Ephesians 2:8 and 9 tells us that we are saved by grace through faith. In other words, we are saved from sin, death and the power of the devil by grace alone through faith alone. Luther called this “Sola Gratia.” Grace alone.
And since the Scriptures tell us that we are saved by grace alone through faith alone, what this means is that we are not able on our own – no matter how good we think we are or try to be – we are not able to save ourselves. And this is where the fourth alone comes in. All of this is possible only through the work of Christ alone. And yes, Luther had a Latin phrase for that too. Solus Christus. Christ alone. Only Jesus Christ – through his life – through his death – and through his resurrection from the dead – only Jesus can do this for us. Jesus is the only Savior, and only he can reconcile us to God.
And that brings up the fifth alone. All of this is for the glory of God alone. Soli Deo Gloria. For the glory of God alone.
Listen! I know that I am giving you a lot of information today. And information is important. But far more important than information – is transformation. Preaching that imparts information is merely a lecture. Real preaching leads to transformation. It is my hope that you are being touched today by the things – the same things – that transformed Luther’s life. By the things that transform every believer’s life. These five alones – Scripture – faith – grace – Christ – the glory of God – these are the things that I trust you are taking to heart – because these are the things that lie at the heart of the Gospel.
And the Gospel – the Good News of Jesus Christ – leads to transformation – the transformed life in the here and now. We start with the understanding that there is a great divide between us and God. We start knowing that we are sinners – sinners in need of forgiveness. But at the heart of the Gospel – at the heart of the good news – is an understanding that if we will allow God to do His work through us – our very lives will be transformed. We will be changed. And we will turn away from those things that tear our lives apart, that separate us from each other, and keep us separated from God. The heart of the Gospel reminds us that we are not sufficient in and of ourselves to overcome these separations.

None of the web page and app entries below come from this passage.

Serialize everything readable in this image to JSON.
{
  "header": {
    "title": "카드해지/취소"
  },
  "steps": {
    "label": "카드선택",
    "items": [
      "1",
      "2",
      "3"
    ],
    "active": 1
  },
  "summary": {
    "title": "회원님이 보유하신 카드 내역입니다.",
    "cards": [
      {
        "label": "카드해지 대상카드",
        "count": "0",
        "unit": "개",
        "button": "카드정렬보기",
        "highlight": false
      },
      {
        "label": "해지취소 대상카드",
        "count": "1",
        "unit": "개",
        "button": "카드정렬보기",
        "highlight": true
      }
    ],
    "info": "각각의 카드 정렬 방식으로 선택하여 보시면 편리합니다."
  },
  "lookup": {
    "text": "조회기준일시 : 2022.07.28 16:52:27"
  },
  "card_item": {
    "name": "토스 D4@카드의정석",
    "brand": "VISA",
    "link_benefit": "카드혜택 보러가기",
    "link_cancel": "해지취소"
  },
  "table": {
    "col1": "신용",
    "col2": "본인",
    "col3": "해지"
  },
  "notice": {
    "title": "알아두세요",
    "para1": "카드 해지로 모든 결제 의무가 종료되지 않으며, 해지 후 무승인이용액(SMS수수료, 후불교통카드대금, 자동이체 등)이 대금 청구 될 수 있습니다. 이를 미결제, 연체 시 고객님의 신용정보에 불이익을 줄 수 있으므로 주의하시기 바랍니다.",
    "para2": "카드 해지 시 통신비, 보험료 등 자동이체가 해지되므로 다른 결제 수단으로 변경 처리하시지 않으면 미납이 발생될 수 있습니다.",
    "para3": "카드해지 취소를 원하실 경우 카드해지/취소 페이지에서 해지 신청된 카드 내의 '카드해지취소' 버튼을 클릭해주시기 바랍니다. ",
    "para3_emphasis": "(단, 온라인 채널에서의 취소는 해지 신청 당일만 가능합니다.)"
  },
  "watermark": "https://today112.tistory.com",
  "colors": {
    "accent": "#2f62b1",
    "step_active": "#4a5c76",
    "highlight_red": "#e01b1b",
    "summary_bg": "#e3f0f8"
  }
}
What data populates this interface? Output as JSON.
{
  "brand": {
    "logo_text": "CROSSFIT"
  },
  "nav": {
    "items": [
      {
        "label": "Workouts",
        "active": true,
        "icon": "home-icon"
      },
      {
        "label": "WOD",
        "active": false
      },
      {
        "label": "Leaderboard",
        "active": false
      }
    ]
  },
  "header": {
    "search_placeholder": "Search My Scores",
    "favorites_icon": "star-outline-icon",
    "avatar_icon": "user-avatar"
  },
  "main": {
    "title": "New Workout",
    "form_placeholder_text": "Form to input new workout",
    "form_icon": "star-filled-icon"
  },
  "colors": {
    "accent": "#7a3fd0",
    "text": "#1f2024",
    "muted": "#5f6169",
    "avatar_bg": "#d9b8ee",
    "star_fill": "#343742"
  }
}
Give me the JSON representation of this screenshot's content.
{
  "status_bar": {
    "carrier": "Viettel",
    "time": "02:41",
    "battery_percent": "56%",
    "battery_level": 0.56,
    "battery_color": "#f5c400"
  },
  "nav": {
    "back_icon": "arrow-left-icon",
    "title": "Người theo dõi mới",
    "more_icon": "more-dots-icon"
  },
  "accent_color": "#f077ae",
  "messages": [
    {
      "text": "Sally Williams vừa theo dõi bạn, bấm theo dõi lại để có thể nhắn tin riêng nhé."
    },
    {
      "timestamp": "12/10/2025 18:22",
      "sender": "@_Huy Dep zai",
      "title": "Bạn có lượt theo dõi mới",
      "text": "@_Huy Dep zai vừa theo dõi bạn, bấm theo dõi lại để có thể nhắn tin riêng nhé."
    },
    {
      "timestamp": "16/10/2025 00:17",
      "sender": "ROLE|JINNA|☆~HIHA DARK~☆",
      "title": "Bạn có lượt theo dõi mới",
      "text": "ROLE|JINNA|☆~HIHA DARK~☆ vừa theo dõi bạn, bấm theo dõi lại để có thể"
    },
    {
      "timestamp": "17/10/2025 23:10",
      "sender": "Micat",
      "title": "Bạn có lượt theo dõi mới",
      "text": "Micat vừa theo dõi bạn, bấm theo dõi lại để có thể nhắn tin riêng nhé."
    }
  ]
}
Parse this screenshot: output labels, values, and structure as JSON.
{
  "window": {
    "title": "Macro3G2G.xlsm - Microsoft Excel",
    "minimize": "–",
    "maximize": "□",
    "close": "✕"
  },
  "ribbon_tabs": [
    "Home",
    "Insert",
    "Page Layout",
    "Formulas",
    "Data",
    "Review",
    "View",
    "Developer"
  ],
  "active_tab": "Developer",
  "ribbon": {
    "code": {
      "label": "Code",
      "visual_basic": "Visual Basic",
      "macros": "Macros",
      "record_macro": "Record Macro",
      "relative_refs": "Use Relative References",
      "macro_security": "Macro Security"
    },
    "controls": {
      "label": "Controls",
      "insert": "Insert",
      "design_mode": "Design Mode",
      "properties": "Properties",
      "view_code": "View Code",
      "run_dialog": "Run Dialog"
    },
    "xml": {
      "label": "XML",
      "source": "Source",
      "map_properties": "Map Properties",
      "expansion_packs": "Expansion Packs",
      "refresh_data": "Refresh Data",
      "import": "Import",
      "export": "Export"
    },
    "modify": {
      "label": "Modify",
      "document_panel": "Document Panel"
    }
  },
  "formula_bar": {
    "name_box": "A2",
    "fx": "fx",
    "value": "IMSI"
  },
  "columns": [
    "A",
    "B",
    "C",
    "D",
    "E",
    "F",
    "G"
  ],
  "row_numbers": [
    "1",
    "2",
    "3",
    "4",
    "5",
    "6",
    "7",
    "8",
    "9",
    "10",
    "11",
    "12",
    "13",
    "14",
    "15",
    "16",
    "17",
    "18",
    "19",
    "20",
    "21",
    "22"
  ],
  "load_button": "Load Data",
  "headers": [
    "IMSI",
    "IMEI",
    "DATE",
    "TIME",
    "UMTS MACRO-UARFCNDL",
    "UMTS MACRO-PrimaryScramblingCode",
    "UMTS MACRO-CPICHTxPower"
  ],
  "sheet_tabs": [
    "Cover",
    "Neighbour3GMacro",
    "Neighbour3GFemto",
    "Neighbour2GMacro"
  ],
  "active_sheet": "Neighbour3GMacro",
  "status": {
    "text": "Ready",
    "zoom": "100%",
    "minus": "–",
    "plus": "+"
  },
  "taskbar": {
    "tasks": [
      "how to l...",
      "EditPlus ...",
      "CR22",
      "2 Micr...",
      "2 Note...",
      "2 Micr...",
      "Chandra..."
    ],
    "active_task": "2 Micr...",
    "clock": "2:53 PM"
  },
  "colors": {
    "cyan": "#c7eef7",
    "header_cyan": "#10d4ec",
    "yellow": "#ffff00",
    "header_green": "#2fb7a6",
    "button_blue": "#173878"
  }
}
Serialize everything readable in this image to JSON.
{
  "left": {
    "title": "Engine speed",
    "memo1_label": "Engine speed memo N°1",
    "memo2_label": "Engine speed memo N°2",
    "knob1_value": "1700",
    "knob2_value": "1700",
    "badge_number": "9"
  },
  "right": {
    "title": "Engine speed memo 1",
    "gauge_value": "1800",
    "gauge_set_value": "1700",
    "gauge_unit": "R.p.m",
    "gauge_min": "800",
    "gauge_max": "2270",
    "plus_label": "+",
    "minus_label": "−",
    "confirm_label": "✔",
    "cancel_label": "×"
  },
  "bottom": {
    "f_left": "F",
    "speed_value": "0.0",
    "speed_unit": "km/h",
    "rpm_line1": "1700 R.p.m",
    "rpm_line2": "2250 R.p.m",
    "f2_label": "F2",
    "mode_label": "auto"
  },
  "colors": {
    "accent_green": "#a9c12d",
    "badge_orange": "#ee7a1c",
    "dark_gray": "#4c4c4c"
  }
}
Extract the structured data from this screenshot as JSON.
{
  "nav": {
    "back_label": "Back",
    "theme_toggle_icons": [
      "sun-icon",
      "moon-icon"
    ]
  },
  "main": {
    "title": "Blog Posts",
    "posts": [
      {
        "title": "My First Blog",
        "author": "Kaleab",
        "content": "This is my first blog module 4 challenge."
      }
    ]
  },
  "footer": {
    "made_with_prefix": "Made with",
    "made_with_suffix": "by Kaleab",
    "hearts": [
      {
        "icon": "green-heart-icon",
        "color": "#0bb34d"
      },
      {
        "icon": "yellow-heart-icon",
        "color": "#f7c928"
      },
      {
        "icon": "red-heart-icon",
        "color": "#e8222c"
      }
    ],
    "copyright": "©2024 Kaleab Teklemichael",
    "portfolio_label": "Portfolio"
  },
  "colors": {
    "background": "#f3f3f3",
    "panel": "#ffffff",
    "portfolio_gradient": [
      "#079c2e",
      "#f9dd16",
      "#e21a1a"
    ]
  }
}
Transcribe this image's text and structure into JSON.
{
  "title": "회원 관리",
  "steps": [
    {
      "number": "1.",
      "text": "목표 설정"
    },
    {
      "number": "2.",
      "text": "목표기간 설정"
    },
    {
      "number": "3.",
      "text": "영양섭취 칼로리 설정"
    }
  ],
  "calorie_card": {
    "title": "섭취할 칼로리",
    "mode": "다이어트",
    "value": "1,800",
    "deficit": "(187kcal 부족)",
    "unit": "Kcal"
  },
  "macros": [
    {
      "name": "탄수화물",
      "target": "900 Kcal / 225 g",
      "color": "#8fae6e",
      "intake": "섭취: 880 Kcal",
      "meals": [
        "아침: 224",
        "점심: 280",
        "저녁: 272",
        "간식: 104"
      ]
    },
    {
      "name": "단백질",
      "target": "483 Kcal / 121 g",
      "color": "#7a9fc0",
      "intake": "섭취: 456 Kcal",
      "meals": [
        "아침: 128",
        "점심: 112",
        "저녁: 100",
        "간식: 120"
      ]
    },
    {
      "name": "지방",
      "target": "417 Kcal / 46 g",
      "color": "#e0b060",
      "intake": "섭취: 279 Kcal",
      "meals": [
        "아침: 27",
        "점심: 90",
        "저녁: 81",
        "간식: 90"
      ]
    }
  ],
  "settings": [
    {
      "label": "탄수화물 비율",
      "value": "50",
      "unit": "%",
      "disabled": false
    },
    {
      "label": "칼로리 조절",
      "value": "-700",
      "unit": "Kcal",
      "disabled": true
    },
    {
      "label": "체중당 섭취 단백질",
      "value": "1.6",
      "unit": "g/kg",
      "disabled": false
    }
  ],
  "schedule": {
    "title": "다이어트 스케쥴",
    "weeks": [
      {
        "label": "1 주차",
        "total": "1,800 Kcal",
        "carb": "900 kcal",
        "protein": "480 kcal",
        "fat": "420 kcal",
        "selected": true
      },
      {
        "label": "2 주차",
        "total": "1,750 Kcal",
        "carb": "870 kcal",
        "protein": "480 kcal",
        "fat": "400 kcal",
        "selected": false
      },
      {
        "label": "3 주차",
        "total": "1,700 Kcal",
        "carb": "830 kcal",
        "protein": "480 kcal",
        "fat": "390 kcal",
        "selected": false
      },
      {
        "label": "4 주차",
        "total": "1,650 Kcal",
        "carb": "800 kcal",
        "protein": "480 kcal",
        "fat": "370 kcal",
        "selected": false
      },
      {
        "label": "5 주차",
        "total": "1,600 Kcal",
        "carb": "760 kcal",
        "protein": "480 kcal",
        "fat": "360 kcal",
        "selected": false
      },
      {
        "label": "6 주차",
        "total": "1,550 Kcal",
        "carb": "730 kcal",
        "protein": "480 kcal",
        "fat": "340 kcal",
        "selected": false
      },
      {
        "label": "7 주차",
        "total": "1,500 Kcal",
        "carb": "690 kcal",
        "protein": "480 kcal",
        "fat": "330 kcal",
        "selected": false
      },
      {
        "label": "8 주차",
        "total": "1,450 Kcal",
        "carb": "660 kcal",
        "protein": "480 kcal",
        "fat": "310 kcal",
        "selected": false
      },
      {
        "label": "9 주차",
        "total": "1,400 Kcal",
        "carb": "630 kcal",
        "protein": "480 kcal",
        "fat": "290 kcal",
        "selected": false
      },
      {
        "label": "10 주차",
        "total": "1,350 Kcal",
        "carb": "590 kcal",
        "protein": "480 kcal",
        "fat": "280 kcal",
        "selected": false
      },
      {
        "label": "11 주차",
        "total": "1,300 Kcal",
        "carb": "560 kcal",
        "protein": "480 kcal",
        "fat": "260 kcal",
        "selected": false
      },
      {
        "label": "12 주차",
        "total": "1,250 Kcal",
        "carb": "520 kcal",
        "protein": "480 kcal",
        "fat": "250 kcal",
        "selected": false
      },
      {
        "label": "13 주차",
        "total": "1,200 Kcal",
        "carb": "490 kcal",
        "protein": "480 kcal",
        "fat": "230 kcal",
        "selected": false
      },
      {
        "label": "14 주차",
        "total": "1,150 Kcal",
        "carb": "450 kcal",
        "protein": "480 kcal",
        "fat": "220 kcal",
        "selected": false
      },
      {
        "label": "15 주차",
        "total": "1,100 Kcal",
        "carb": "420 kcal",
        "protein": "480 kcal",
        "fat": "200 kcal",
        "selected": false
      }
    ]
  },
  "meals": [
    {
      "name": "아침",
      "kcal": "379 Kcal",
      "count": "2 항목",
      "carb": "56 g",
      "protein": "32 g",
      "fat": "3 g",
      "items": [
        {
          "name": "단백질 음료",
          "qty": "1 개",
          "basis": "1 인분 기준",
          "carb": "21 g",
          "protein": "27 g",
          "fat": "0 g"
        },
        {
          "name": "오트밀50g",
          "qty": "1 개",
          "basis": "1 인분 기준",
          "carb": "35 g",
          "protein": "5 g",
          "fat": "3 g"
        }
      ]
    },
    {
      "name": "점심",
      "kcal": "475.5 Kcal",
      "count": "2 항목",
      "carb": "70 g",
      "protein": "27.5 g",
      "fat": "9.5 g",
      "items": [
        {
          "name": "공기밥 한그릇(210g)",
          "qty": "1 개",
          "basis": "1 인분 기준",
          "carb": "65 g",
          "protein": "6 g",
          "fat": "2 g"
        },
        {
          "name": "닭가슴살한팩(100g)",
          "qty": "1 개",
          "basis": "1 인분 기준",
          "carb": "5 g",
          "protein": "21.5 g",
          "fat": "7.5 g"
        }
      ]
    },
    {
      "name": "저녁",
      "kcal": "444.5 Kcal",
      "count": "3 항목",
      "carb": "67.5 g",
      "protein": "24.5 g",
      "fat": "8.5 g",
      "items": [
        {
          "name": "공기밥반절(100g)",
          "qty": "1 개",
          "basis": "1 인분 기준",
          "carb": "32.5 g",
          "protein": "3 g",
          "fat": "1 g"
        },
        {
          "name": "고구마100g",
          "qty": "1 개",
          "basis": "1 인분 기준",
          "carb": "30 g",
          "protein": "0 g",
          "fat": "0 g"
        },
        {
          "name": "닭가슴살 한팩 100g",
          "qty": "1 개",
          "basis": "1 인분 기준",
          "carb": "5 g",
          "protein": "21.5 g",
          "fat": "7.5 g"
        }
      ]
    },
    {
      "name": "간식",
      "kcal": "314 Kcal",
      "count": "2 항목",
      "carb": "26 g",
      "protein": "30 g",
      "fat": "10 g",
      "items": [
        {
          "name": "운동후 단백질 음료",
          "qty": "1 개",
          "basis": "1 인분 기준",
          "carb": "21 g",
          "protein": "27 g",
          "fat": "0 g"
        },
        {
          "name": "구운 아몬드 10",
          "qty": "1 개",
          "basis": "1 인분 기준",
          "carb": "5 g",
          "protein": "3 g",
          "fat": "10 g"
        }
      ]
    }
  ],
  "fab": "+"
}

There is a story that goes like this. “A man approaches heaven’s gate. St. Peter asks, ‘What’s the password?’ The man quotes John 3:16. Peter says, ‘Nice try, but wrong.’ The man quotes John 3:17. Peter says, ‘Nice try, but wrong.’ The man recites the 23rd Psalm. Peter says, ‘Nice try, but wrong.’ Helplessly, the man blurts out, ‘Well, then, I give up!’ And Peter says, ‘That’s it.’ Peter extends his hand to the man and welcomes into heaven.”
Folks, that’s grace. That’s a picture of God’s undeserved love and favor. Someday we too will be taken by the hand and led into heaven itself. But grace also says that we are saved now – from our slavery to sin now – when we simply give up trying to get into heaven on our own. When we give up and realize that it is by God’s grace – in other words – it is by God’s undeserved love and favor – alone – received through faith alone. It’s not because of what I’ve done, but because of what Christ has done. Not because of who I am, but because of who Christ is. This is the truth, as Jesus tells us in our Gospel lesson today – this is the truth that sets us free.
Earlier I said that I wanted to keep this simple. I don’t know if I have done that or not. But hey – you even got a Latin lesson thrown in too! And today, I’m giving that Latin lesson away to you as a freebie!
So on this 500th anniversary of the Reformation – what was true for Luther is still true for us today. We are Christians first – and in our understanding of what it means to be a Christian – we have a rich heritage – a rich Lutheran heritage – that I for one, am proud of.
It is a heritage based on the Scripture alone that tells us we are saved through faith alone, by grace alone, through the life, death and resurrection of Christ alone, for the glory of God alone!